*** Data records

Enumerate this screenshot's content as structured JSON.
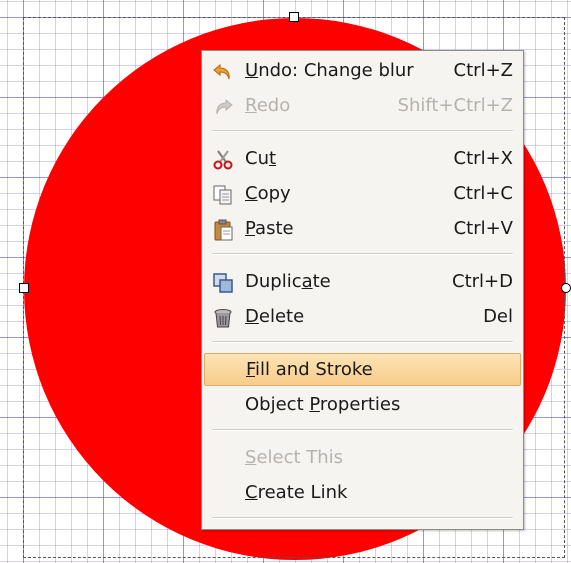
{
  "canvas": {
    "object_color": "#ff0000",
    "grid_color": "#6a6ae6"
  },
  "context_menu": {
    "items": [
      {
        "pre": "",
        "mn": "U",
        "post": "ndo: Change blur",
        "shortcut": "Ctrl+Z",
        "icon": "undo-icon",
        "disabled": false
      },
      {
        "pre": "",
        "mn": "R",
        "post": "edo",
        "shortcut": "Shift+Ctrl+Z",
        "icon": "redo-icon",
        "disabled": true
      },
      {
        "pre": "Cu",
        "mn": "t",
        "post": "",
        "shortcut": "Ctrl+X",
        "icon": "cut-icon",
        "disabled": false
      },
      {
        "pre": "",
        "mn": "C",
        "post": "opy",
        "shortcut": "Ctrl+C",
        "icon": "copy-icon",
        "disabled": false
      },
      {
        "pre": "",
        "mn": "P",
        "post": "aste",
        "shortcut": "Ctrl+V",
        "icon": "paste-icon",
        "disabled": false
      },
      {
        "pre": "Duplic",
        "mn": "a",
        "post": "te",
        "shortcut": "Ctrl+D",
        "icon": "duplicate-icon",
        "disabled": false
      },
      {
        "pre": "",
        "mn": "D",
        "post": "elete",
        "shortcut": "Del",
        "icon": "delete-icon",
        "disabled": false
      },
      {
        "pre": "",
        "mn": "F",
        "post": "ill and Stroke",
        "shortcut": "",
        "icon": "",
        "disabled": false,
        "highlighted": true
      },
      {
        "pre": "Object ",
        "mn": "P",
        "post": "roperties",
        "shortcut": "",
        "icon": "",
        "disabled": false
      },
      {
        "pre": "",
        "mn": "S",
        "post": "elect This",
        "shortcut": "",
        "icon": "",
        "disabled": true
      },
      {
        "pre": "",
        "mn": "C",
        "post": "reate Link",
        "shortcut": "",
        "icon": "",
        "disabled": false
      }
    ],
    "highlight_color": "#f8cc8a"
  }
}
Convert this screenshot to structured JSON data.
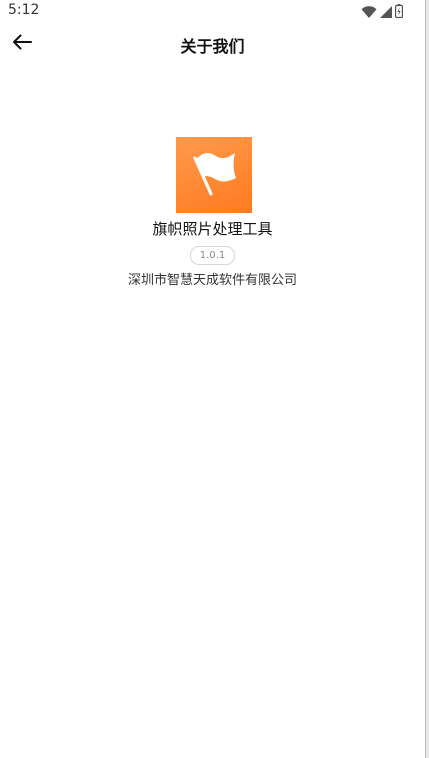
{
  "status_bar": {
    "time": "5:12",
    "icons": [
      "wifi-icon",
      "signal-icon",
      "battery-icon"
    ]
  },
  "header": {
    "title": "关于我们",
    "back_icon": "arrow-left-icon"
  },
  "about": {
    "logo_icon": "flag-icon",
    "app_name": "旗帜照片处理工具",
    "version": "1.0.1",
    "company": "深圳市智慧天成软件有限公司"
  },
  "colors": {
    "logo_gradient_start": "#ff9a4a",
    "logo_gradient_end": "#ff7a22",
    "background": "#ffffff"
  }
}
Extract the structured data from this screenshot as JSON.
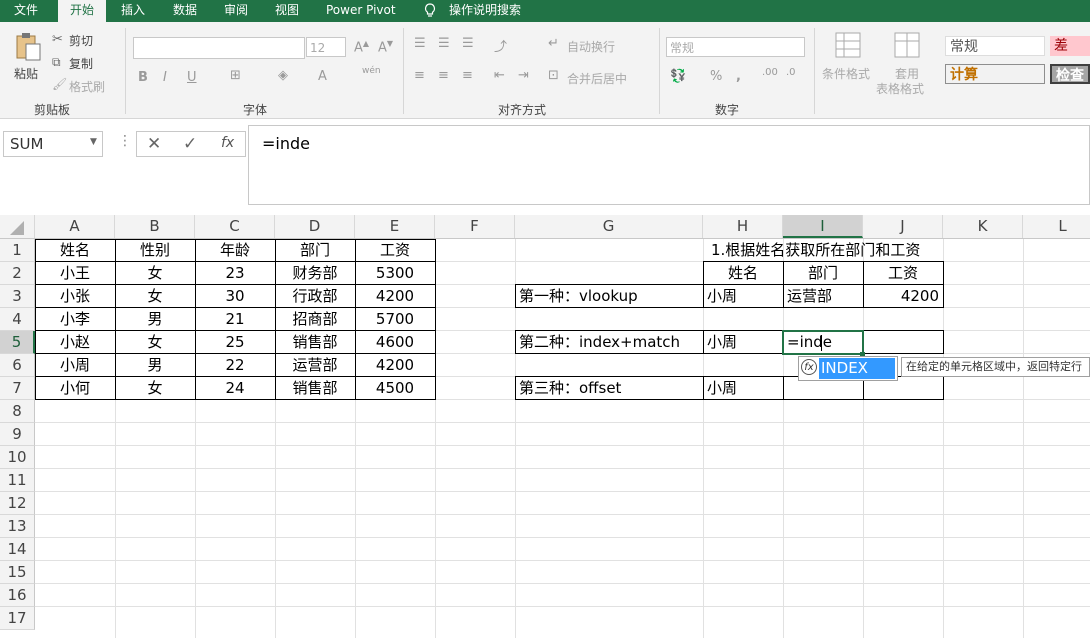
{
  "menu": {
    "file": "文件",
    "home": "开始",
    "insert": "插入",
    "data": "数据",
    "review": "审阅",
    "view": "视图",
    "powerpivot": "Power Pivot",
    "tellme": "操作说明搜索"
  },
  "ribbon": {
    "clipboard": {
      "paste": "粘贴",
      "cut": "剪切",
      "copy": "复制",
      "format_painter": "格式刷",
      "label": "剪贴板"
    },
    "font": {
      "size": "12",
      "bold": "B",
      "italic": "I",
      "underline": "U",
      "wen": "wén",
      "label": "字体"
    },
    "alignment": {
      "wrap": "自动换行",
      "merge": "合并后居中",
      "label": "对齐方式"
    },
    "number": {
      "format": "常规",
      "label": "数字"
    },
    "styles": {
      "conditional": "条件格式",
      "table_line1": "套用",
      "table_line2": "表格格式",
      "normal": "常规",
      "bad": "差",
      "calc": "计算",
      "check": "检查"
    }
  },
  "formula_bar": {
    "name_box": "SUM",
    "content": "=inde"
  },
  "columns": [
    "A",
    "B",
    "C",
    "D",
    "E",
    "F",
    "G",
    "H",
    "I",
    "J",
    "K",
    "L"
  ],
  "rows": [
    "1",
    "2",
    "3",
    "4",
    "5",
    "6",
    "7",
    "8",
    "9",
    "10",
    "11",
    "12",
    "13",
    "14",
    "15",
    "16",
    "17"
  ],
  "table1": {
    "headers": [
      "姓名",
      "性别",
      "年龄",
      "部门",
      "工资"
    ],
    "rows": [
      [
        "小王",
        "女",
        "23",
        "财务部",
        "5300"
      ],
      [
        "小张",
        "女",
        "30",
        "行政部",
        "4200"
      ],
      [
        "小李",
        "男",
        "21",
        "招商部",
        "5700"
      ],
      [
        "小赵",
        "女",
        "25",
        "销售部",
        "4600"
      ],
      [
        "小周",
        "男",
        "22",
        "运营部",
        "4200"
      ],
      [
        "小何",
        "女",
        "24",
        "销售部",
        "4500"
      ]
    ]
  },
  "table2": {
    "title": "1.根据姓名获取所在部门和工资",
    "headers": [
      "姓名",
      "部门",
      "工资"
    ],
    "rows": [
      {
        "method": "第一种：vlookup",
        "name": "小周",
        "dept": "运营部",
        "salary": "4200"
      },
      {
        "method": "第二种：index+match",
        "name": "小周",
        "dept": "=inde",
        "salary": ""
      },
      {
        "method": "第三种：offset",
        "name": "小周",
        "dept": "",
        "salary": ""
      }
    ]
  },
  "autocomplete": {
    "item": "INDEX",
    "tooltip": "在给定的单元格区域中，返回特定行"
  },
  "colors": {
    "accent": "#217346",
    "selection": "#3399ff"
  }
}
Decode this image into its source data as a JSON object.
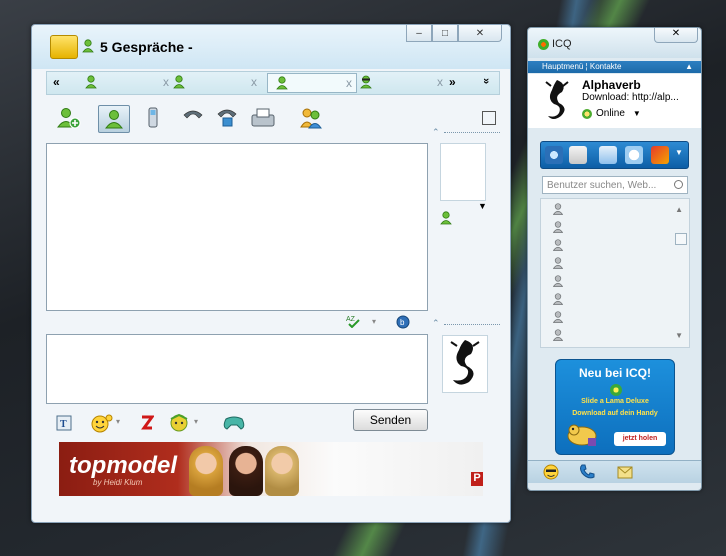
{
  "conversation": {
    "title": "5 Gespräche -",
    "window_controls": {
      "minimize": "–",
      "maximize": "□",
      "close": "✕"
    },
    "tabs": {
      "prev_label": "«",
      "next_label": "»",
      "overflow_label": "»",
      "close_glyph": "x",
      "items": [
        {
          "icon": "user-green-icon",
          "active": false
        },
        {
          "icon": "user-green-icon",
          "active": false
        },
        {
          "icon": "user-green-icon",
          "active": true
        },
        {
          "icon": "user-sunglasses-icon",
          "active": false
        }
      ]
    },
    "toolbar_icons": [
      "add-contact-icon",
      "user-info-icon",
      "mobile-phone-icon",
      "call-icon",
      "voip-icon",
      "fax-icon",
      "group-icon"
    ],
    "format_icons": [
      "font-icon",
      "smiley-icon",
      "zap-icon",
      "emoticons-icon",
      "games-icon"
    ],
    "send_label": "Senden",
    "ad": {
      "logo": "topmodel",
      "sub": "by Heidi Klum",
      "corner": "P"
    }
  },
  "icq": {
    "title": "ICQ",
    "close": "✕",
    "menu_label": "Hauptmenü ¦ Kontakte",
    "profile": {
      "name": "Alphaverb",
      "download": "Download: http://alp...",
      "status": "Online"
    },
    "search_placeholder": "Benutzer suchen, Web...",
    "contacts_count": 8,
    "promo": {
      "title": "Neu bei ICQ!",
      "line1": "Slide a Lama Deluxe",
      "line2": "Download auf dein Handy",
      "button": "jetzt holen"
    },
    "bottom_icons": [
      "smiley-icon",
      "phone-icon",
      "mail-icon"
    ],
    "colors": {
      "accent": "#1c6aa9",
      "status_online": "#4cab2e"
    }
  }
}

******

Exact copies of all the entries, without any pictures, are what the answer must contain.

• Result for this task:
Enumerate this screenshot's content as structured JSON.
{
  "canvas": {
    "object_color": "#ff0000",
    "grid_color": "#6a6ae6"
  },
  "context_menu": {
    "items": [
      {
        "pre": "",
        "mn": "U",
        "post": "ndo: Change blur",
        "shortcut": "Ctrl+Z",
        "icon": "undo-icon",
        "disabled": false
      },
      {
        "pre": "",
        "mn": "R",
        "post": "edo",
        "shortcut": "Shift+Ctrl+Z",
        "icon": "redo-icon",
        "disabled": true
      },
      {
        "pre": "Cu",
        "mn": "t",
        "post": "",
        "shortcut": "Ctrl+X",
        "icon": "cut-icon",
        "disabled": false
      },
      {
        "pre": "",
        "mn": "C",
        "post": "opy",
        "shortcut": "Ctrl+C",
        "icon": "copy-icon",
        "disabled": false
      },
      {
        "pre": "",
        "mn": "P",
        "post": "aste",
        "shortcut": "Ctrl+V",
        "icon": "paste-icon",
        "disabled": false
      },
      {
        "pre": "Duplic",
        "mn": "a",
        "post": "te",
        "shortcut": "Ctrl+D",
        "icon": "duplicate-icon",
        "disabled": false
      },
      {
        "pre": "",
        "mn": "D",
        "post": "elete",
        "shortcut": "Del",
        "icon": "delete-icon",
        "disabled": false
      },
      {
        "pre": "",
        "mn": "F",
        "post": "ill and Stroke",
        "shortcut": "",
        "icon": "",
        "disabled": false,
        "highlighted": true
      },
      {
        "pre": "Object ",
        "mn": "P",
        "post": "roperties",
        "shortcut": "",
        "icon": "",
        "disabled": false
      },
      {
        "pre": "",
        "mn": "S",
        "post": "elect This",
        "shortcut": "",
        "icon": "",
        "disabled": true
      },
      {
        "pre": "",
        "mn": "C",
        "post": "reate Link",
        "shortcut": "",
        "icon": "",
        "disabled": false
      }
    ],
    "highlight_color": "#f8cc8a"
  }
}
Convert this screenshot to structured JSON data.
{
  "status_bar": {
    "time": "5:12",
    "icons": [
      "wifi-icon",
      "signal-icon",
      "battery-icon"
    ]
  },
  "header": {
    "title": "关于我们",
    "back_icon": "arrow-left-icon"
  },
  "about": {
    "logo_icon": "flag-icon",
    "app_name": "旗帜照片处理工具",
    "version": "1.0.1",
    "company": "深圳市智慧天成软件有限公司"
  },
  "colors": {
    "logo_gradient_start": "#ff9a4a",
    "logo_gradient_end": "#ff7a22",
    "background": "#ffffff"
  }
}
Extract the structured data from this screenshot as JSON.
{
  "menu": {
    "file": "文件",
    "home": "开始",
    "insert": "插入",
    "data": "数据",
    "review": "审阅",
    "view": "视图",
    "powerpivot": "Power Pivot",
    "tellme": "操作说明搜索"
  },
  "ribbon": {
    "clipboard": {
      "paste": "粘贴",
      "cut": "剪切",
      "copy": "复制",
      "format_painter": "格式刷",
      "label": "剪贴板"
    },
    "font": {
      "size": "12",
      "bold": "B",
      "italic": "I",
      "underline": "U",
      "wen": "wén",
      "label": "字体"
    },
    "alignment": {
      "wrap": "自动换行",
      "merge": "合并后居中",
      "label": "对齐方式"
    },
    "number": {
      "format": "常规",
      "label": "数字"
    },
    "styles": {
      "conditional": "条件格式",
      "table_line1": "套用",
      "table_line2": "表格格式",
      "normal": "常规",
      "bad": "差",
      "calc": "计算",
      "check": "检查"
    }
  },
  "formula_bar": {
    "name_box": "SUM",
    "content": "=inde"
  },
  "columns": [
    "A",
    "B",
    "C",
    "D",
    "E",
    "F",
    "G",
    "H",
    "I",
    "J",
    "K",
    "L"
  ],
  "rows": [
    "1",
    "2",
    "3",
    "4",
    "5",
    "6",
    "7",
    "8",
    "9",
    "10",
    "11",
    "12",
    "13",
    "14",
    "15",
    "16",
    "17"
  ],
  "table1": {
    "headers": [
      "姓名",
      "性别",
      "年龄",
      "部门",
      "工资"
    ],
    "rows": [
      [
        "小王",
        "女",
        "23",
        "财务部",
        "5300"
      ],
      [
        "小张",
        "女",
        "30",
        "行政部",
        "4200"
      ],
      [
        "小李",
        "男",
        "21",
        "招商部",
        "5700"
      ],
      [
        "小赵",
        "女",
        "25",
        "销售部",
        "4600"
      ],
      [
        "小周",
        "男",
        "22",
        "运营部",
        "4200"
      ],
      [
        "小何",
        "女",
        "24",
        "销售部",
        "4500"
      ]
    ]
  },
  "table2": {
    "title": "1.根据姓名获取所在部门和工资",
    "headers": [
      "姓名",
      "部门",
      "工资"
    ],
    "rows": [
      {
        "method": "第一种：vlookup",
        "name": "小周",
        "dept": "运营部",
        "salary": "4200"
      },
      {
        "method": "第二种：index+match",
        "name": "小周",
        "dept": "=inde",
        "salary": ""
      },
      {
        "method": "第三种：offset",
        "name": "小周",
        "dept": "",
        "salary": ""
      }
    ]
  },
  "autocomplete": {
    "item": "INDEX",
    "tooltip": "在给定的单元格区域中，返回特定行"
  },
  "colors": {
    "accent": "#217346",
    "selection": "#3399ff"
  }
}
Decode this image into its source data as a JSON object.
{
  "conversation": {
    "title": "5 Gespräche -",
    "window_controls": {
      "minimize": "–",
      "maximize": "□",
      "close": "✕"
    },
    "tabs": {
      "prev_label": "«",
      "next_label": "»",
      "overflow_label": "»",
      "close_glyph": "x",
      "items": [
        {
          "icon": "user-green-icon",
          "active": false
        },
        {
          "icon": "user-green-icon",
          "active": false
        },
        {
          "icon": "user-green-icon",
          "active": true
        },
        {
          "icon": "user-sunglasses-icon",
          "active": false
        }
      ]
    },
    "toolbar_icons": [
      "add-contact-icon",
      "user-info-icon",
      "mobile-phone-icon",
      "call-icon",
      "voip-icon",
      "fax-icon",
      "group-icon"
    ],
    "format_icons": [
      "font-icon",
      "smiley-icon",
      "zap-icon",
      "emoticons-icon",
      "games-icon"
    ],
    "send_label": "Senden",
    "ad": {
      "logo": "topmodel",
      "sub": "by Heidi Klum",
      "corner": "P"
    }
  },
  "icq": {
    "title": "ICQ",
    "close": "✕",
    "menu_label": "Hauptmenü ¦ Kontakte",
    "profile": {
      "name": "Alphaverb",
      "download": "Download: http://alp...",
      "status": "Online"
    },
    "search_placeholder": "Benutzer suchen, Web...",
    "contacts_count": 8,
    "promo": {
      "title": "Neu bei ICQ!",
      "line1": "Slide a Lama Deluxe",
      "line2": "Download auf dein Handy",
      "button": "jetzt holen"
    },
    "bottom_icons": [
      "smiley-icon",
      "phone-icon",
      "mail-icon"
    ],
    "colors": {
      "accent": "#1c6aa9",
      "status_online": "#4cab2e"
    }
  }
}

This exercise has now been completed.